Some sellers, in an honest effort to save some money, COULD be sabotaging their own sale.
Whenever a home is listed on the MLS system, there’s a “co-operating agent” fee that goes towards the buyer agent’s services. It’s the agent’s compensation for working with the buyer, negotiating the offer, arranging the mortgage, attending the inspections, and completing all paperwork and steps to make the sale happen.
The seller and their agent decide on this amount to be offered to the buyer agent before putting their home on the market.
This is why buyers don’t typically owe anything to their agent when they hire someone to help them buy – it’s offered by the sellers as one of the mandatory requirements to be listed on the MLS. You HAVE to offer a co-operating fee to another licensed agent.

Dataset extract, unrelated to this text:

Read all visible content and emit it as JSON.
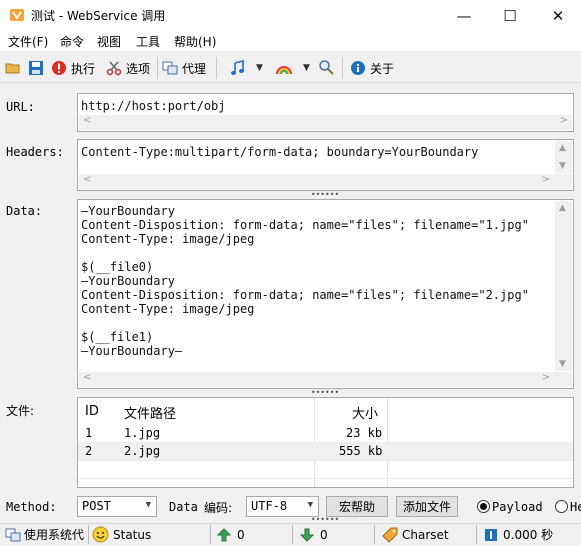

But the amount you offer can be anything. Even $1 dollar.
I reviewed the 208 currently active listings in Milton this morning. Here’s what I found:
188 listings, or about 90% of sellers, offered 2.5% as a co-operating fee. More or less, this is the accepted norm in Milton.
Three listings were offering a 3% co-operating fee. This is considered a bonus and some sellers and their agents use it as an “added incentive” for bringing a buyer.
Two offered 2.25%.
Another 11 offered 2%.
Four active listings offered a 1% fee.
That’s still many thousands of dollars, don’t get me wrong.
BUT these sellers are offering LESS THAN HALF of the “regular” pay… and I would bet that they’re probably losing MORE THAN HALF of their co-operation and goodwill in the marketplace.
I have NEVER seen a record-breaking sale in Milton offer anything less than 2.5%. And that’s going back 17 years, reviewing more than 250,000 properties on my computer, and seeing more than 13,000 in real-life.
Have homes sold by offering less? Yes, of course. Many of them.
But… they didn’t break any records. The best case was no better than average.
If a respectable wage for a certain profession is $50,000 a year, how much top talent gets attracted if you only offer $25,000 a year? Now let’s imagine this… if an agent is choosing properties for showings and 204 of them offer a respectable wage (and four do not), which ones would they likely choose?
This is a trick question, because the correct answer is… the agent SHOULD choose the properties that BEST fit the buyer’s needs and budget, regardless of how much they get paid. But agents are regular people that need to put food on the table like everyone else… and they definitely are NOT pushing hard to see anything offering them “half a meal” when they get a whole meal somewhere else.
The most important number to a seller is the NET number, after ALL expenses are paid (including commissions). By cutting the commission to the position that will most likely guarantee their chances of success (the buyer’s agent), some sellers are often undermining their own results by trying to save some money on fees.
My message to these sellers? Treat the agents right, and your odds go up significantly to gain co-operation, which in turn means you sell your home for the best possible price, and YOU walk away with even more than trying to “penny pinch” on fees.
One last thing…
I would offer the same advice on the listing side. An agent might seem like an attractive hire because they’re offering lower fees to sell your home. But consider that person the guardian of your house’s value.
Are they a poor negotiator?Are they clear about their value and their results, or were the agreed-upon low fees a result of the agent being a poor negotiator? That can be a dangerous person to hire.
Will you be a priority in their schedule?Will the lower fees mean they spend less time with you (and less time communicating), because they need to sell twice as many homes to earn the same income as an agent who charges more?
Will they cut their spending to sell your home?Will the marketing plan and reach be reduced, because there’s no longer a budget for it? Less eyeballs can mean less buyers.
Instead of hiring the agent with the lowest fees, many sellers go higher, further and faster by hiring the RIGHT agent with a proven track record of happy clients and superior results.